Problem :: Pictures stay out of the copy. Everything else in the records must be repeated exactly.

Supplied entries ::

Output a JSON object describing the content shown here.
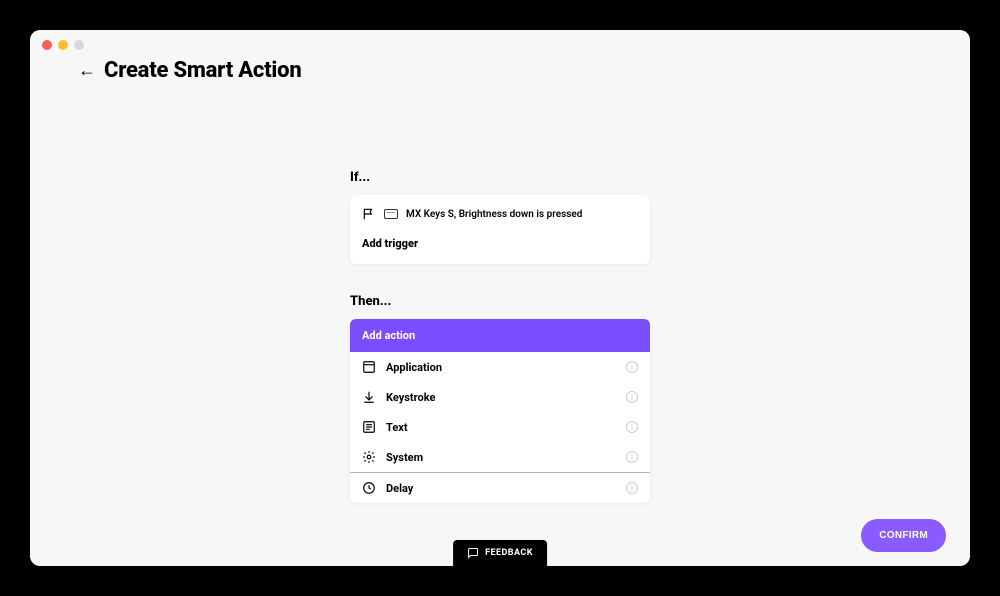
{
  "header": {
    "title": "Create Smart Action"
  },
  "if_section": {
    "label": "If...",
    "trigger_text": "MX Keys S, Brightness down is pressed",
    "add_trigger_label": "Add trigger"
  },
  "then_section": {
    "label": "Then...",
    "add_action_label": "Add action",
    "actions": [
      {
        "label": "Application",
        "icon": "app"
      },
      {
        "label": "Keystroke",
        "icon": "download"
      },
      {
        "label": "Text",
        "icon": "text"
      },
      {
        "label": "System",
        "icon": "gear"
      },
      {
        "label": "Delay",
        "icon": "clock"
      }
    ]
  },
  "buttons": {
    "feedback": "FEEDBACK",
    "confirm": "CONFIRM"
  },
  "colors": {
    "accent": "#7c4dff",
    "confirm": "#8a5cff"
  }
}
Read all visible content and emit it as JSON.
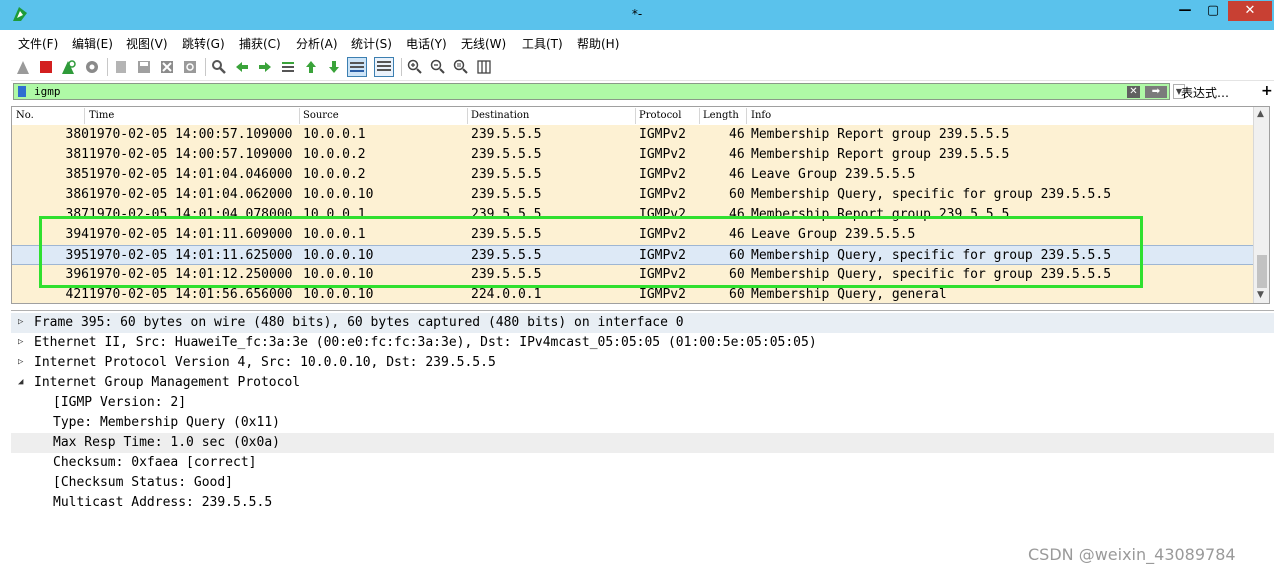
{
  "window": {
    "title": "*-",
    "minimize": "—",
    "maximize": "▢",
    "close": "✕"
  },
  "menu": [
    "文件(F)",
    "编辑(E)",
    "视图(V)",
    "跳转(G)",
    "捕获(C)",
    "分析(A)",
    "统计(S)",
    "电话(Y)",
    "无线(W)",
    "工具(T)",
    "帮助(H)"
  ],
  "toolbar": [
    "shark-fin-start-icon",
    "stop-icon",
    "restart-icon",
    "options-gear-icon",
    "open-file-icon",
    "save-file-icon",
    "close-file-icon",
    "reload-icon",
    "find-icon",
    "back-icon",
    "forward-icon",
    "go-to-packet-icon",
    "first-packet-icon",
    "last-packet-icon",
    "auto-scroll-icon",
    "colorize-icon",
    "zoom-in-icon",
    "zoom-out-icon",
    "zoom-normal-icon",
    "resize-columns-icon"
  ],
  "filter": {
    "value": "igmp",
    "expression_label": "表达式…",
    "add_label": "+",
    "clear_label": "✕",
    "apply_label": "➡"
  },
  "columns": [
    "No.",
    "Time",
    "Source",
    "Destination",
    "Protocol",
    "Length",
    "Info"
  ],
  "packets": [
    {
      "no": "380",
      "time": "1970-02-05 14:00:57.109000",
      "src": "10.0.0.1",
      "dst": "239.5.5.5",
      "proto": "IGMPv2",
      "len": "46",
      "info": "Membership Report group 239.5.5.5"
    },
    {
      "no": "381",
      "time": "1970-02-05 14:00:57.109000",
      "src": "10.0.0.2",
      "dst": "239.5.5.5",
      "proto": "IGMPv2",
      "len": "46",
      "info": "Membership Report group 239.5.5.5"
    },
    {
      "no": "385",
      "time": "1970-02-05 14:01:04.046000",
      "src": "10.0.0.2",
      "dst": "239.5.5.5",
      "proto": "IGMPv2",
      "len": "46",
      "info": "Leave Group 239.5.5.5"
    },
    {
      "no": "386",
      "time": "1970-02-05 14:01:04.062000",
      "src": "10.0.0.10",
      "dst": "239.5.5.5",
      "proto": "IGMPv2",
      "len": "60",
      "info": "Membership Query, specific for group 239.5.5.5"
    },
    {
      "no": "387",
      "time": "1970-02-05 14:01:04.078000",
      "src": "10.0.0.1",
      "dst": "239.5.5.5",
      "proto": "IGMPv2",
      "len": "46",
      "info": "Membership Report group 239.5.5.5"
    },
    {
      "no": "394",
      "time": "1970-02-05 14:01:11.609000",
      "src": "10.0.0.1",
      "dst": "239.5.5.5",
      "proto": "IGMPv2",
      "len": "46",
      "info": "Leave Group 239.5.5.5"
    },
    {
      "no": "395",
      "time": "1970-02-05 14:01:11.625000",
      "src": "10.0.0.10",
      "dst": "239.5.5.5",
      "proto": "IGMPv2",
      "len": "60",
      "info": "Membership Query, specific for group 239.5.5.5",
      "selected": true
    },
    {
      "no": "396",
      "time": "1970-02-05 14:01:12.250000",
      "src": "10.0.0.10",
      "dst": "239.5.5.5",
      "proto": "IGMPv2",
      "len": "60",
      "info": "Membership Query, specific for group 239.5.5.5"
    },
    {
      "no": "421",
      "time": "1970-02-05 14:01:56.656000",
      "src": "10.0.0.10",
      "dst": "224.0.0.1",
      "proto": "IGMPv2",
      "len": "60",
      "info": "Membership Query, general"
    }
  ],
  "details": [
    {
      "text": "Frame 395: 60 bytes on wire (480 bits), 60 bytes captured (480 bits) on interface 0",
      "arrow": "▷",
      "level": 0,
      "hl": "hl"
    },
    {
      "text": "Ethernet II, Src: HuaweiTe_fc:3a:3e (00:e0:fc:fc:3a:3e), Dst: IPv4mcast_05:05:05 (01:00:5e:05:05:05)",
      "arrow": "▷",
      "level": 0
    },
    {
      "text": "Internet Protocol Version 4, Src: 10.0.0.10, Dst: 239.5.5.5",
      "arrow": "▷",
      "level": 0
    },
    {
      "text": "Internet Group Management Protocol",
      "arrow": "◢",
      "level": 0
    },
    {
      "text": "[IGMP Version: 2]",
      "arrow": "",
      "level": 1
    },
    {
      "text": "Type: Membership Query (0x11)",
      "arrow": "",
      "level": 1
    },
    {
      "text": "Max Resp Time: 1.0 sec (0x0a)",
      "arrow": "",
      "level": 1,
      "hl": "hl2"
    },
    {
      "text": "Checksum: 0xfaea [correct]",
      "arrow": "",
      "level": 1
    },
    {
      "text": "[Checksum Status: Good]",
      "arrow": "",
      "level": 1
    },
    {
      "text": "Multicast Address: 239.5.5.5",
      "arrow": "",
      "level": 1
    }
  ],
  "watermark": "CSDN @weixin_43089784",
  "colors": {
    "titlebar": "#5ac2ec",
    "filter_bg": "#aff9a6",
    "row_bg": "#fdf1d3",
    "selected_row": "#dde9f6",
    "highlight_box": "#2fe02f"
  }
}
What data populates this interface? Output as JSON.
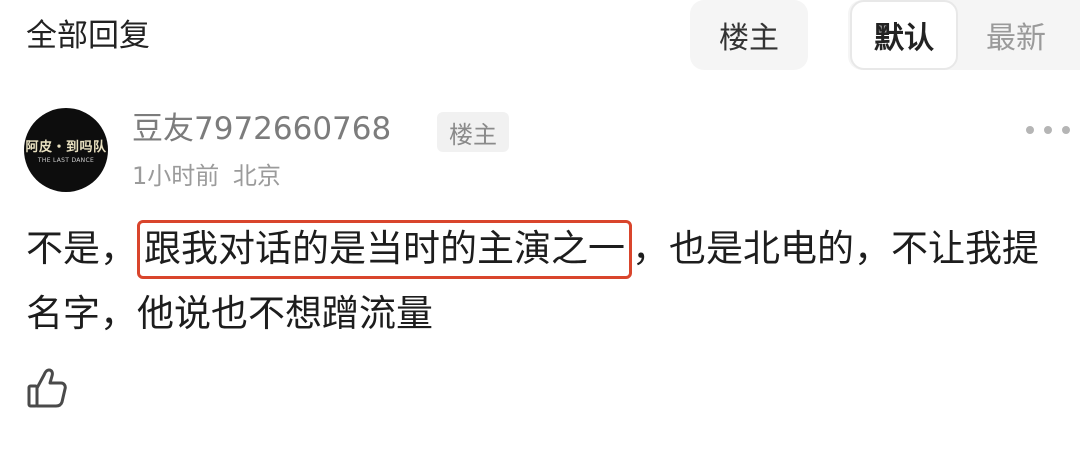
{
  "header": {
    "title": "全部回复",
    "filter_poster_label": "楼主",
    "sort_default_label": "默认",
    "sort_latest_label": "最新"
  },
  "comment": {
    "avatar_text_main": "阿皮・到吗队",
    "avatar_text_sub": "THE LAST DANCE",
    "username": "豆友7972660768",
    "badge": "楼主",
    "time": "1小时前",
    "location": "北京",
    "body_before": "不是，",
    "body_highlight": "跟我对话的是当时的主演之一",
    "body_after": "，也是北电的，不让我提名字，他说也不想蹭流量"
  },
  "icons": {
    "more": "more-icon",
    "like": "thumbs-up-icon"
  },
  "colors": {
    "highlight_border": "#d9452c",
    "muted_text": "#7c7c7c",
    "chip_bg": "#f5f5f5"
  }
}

Completed exercise ::
Output a JSON object describing the content shown here.
{
  "header": {
    "title": "Create Smart Action"
  },
  "if_section": {
    "label": "If...",
    "trigger_text": "MX Keys S, Brightness down is pressed",
    "add_trigger_label": "Add trigger"
  },
  "then_section": {
    "label": "Then...",
    "add_action_label": "Add action",
    "actions": [
      {
        "label": "Application",
        "icon": "app"
      },
      {
        "label": "Keystroke",
        "icon": "download"
      },
      {
        "label": "Text",
        "icon": "text"
      },
      {
        "label": "System",
        "icon": "gear"
      },
      {
        "label": "Delay",
        "icon": "clock"
      }
    ]
  },
  "buttons": {
    "feedback": "FEEDBACK",
    "confirm": "CONFIRM"
  },
  "colors": {
    "accent": "#7c4dff",
    "confirm": "#8a5cff"
  }
}
Read all visible content and emit it as JSON.
{
  "window": {
    "title": "*-",
    "minimize": "—",
    "maximize": "▢",
    "close": "✕"
  },
  "menu": [
    "文件(F)",
    "编辑(E)",
    "视图(V)",
    "跳转(G)",
    "捕获(C)",
    "分析(A)",
    "统计(S)",
    "电话(Y)",
    "无线(W)",
    "工具(T)",
    "帮助(H)"
  ],
  "toolbar": [
    "shark-fin-start-icon",
    "stop-icon",
    "restart-icon",
    "options-gear-icon",
    "open-file-icon",
    "save-file-icon",
    "close-file-icon",
    "reload-icon",
    "find-icon",
    "back-icon",
    "forward-icon",
    "go-to-packet-icon",
    "first-packet-icon",
    "last-packet-icon",
    "auto-scroll-icon",
    "colorize-icon",
    "zoom-in-icon",
    "zoom-out-icon",
    "zoom-normal-icon",
    "resize-columns-icon"
  ],
  "filter": {
    "value": "igmp",
    "expression_label": "表达式…",
    "add_label": "+",
    "clear_label": "✕",
    "apply_label": "➡"
  },
  "columns": [
    "No.",
    "Time",
    "Source",
    "Destination",
    "Protocol",
    "Length",
    "Info"
  ],
  "packets": [
    {
      "no": "380",
      "time": "1970-02-05 14:00:57.109000",
      "src": "10.0.0.1",
      "dst": "239.5.5.5",
      "proto": "IGMPv2",
      "len": "46",
      "info": "Membership Report group 239.5.5.5"
    },
    {
      "no": "381",
      "time": "1970-02-05 14:00:57.109000",
      "src": "10.0.0.2",
      "dst": "239.5.5.5",
      "proto": "IGMPv2",
      "len": "46",
      "info": "Membership Report group 239.5.5.5"
    },
    {
      "no": "385",
      "time": "1970-02-05 14:01:04.046000",
      "src": "10.0.0.2",
      "dst": "239.5.5.5",
      "proto": "IGMPv2",
      "len": "46",
      "info": "Leave Group 239.5.5.5"
    },
    {
      "no": "386",
      "time": "1970-02-05 14:01:04.062000",
      "src": "10.0.0.10",
      "dst": "239.5.5.5",
      "proto": "IGMPv2",
      "len": "60",
      "info": "Membership Query, specific for group 239.5.5.5"
    },
    {
      "no": "387",
      "time": "1970-02-05 14:01:04.078000",
      "src": "10.0.0.1",
      "dst": "239.5.5.5",
      "proto": "IGMPv2",
      "len": "46",
      "info": "Membership Report group 239.5.5.5"
    },
    {
      "no": "394",
      "time": "1970-02-05 14:01:11.609000",
      "src": "10.0.0.1",
      "dst": "239.5.5.5",
      "proto": "IGMPv2",
      "len": "46",
      "info": "Leave Group 239.5.5.5"
    },
    {
      "no": "395",
      "time": "1970-02-05 14:01:11.625000",
      "src": "10.0.0.10",
      "dst": "239.5.5.5",
      "proto": "IGMPv2",
      "len": "60",
      "info": "Membership Query, specific for group 239.5.5.5",
      "selected": true
    },
    {
      "no": "396",
      "time": "1970-02-05 14:01:12.250000",
      "src": "10.0.0.10",
      "dst": "239.5.5.5",
      "proto": "IGMPv2",
      "len": "60",
      "info": "Membership Query, specific for group 239.5.5.5"
    },
    {
      "no": "421",
      "time": "1970-02-05 14:01:56.656000",
      "src": "10.0.0.10",
      "dst": "224.0.0.1",
      "proto": "IGMPv2",
      "len": "60",
      "info": "Membership Query, general"
    }
  ],
  "details": [
    {
      "text": "Frame 395: 60 bytes on wire (480 bits), 60 bytes captured (480 bits) on interface 0",
      "arrow": "▷",
      "level": 0,
      "hl": "hl"
    },
    {
      "text": "Ethernet II, Src: HuaweiTe_fc:3a:3e (00:e0:fc:fc:3a:3e), Dst: IPv4mcast_05:05:05 (01:00:5e:05:05:05)",
      "arrow": "▷",
      "level": 0
    },
    {
      "text": "Internet Protocol Version 4, Src: 10.0.0.10, Dst: 239.5.5.5",
      "arrow": "▷",
      "level": 0
    },
    {
      "text": "Internet Group Management Protocol",
      "arrow": "◢",
      "level": 0
    },
    {
      "text": "[IGMP Version: 2]",
      "arrow": "",
      "level": 1
    },
    {
      "text": "Type: Membership Query (0x11)",
      "arrow": "",
      "level": 1
    },
    {
      "text": "Max Resp Time: 1.0 sec (0x0a)",
      "arrow": "",
      "level": 1,
      "hl": "hl2"
    },
    {
      "text": "Checksum: 0xfaea [correct]",
      "arrow": "",
      "level": 1
    },
    {
      "text": "[Checksum Status: Good]",
      "arrow": "",
      "level": 1
    },
    {
      "text": "Multicast Address: 239.5.5.5",
      "arrow": "",
      "level": 1
    }
  ],
  "watermark": "CSDN @weixin_43089784",
  "colors": {
    "titlebar": "#5ac2ec",
    "filter_bg": "#aff9a6",
    "row_bg": "#fdf1d3",
    "selected_row": "#dde9f6",
    "highlight_box": "#2fe02f"
  }
}
What data populates this interface? Output as JSON.
{
  "header": {
    "title": "全部回复",
    "filter_poster_label": "楼主",
    "sort_default_label": "默认",
    "sort_latest_label": "最新"
  },
  "comment": {
    "avatar_text_main": "阿皮・到吗队",
    "avatar_text_sub": "THE LAST DANCE",
    "username": "豆友7972660768",
    "badge": "楼主",
    "time": "1小时前",
    "location": "北京",
    "body_before": "不是，",
    "body_highlight": "跟我对话的是当时的主演之一",
    "body_after": "，也是北电的，不让我提名字，他说也不想蹭流量"
  },
  "icons": {
    "more": "more-icon",
    "like": "thumbs-up-icon"
  },
  "colors": {
    "highlight_border": "#d9452c",
    "muted_text": "#7c7c7c",
    "chip_bg": "#f5f5f5"
  }
}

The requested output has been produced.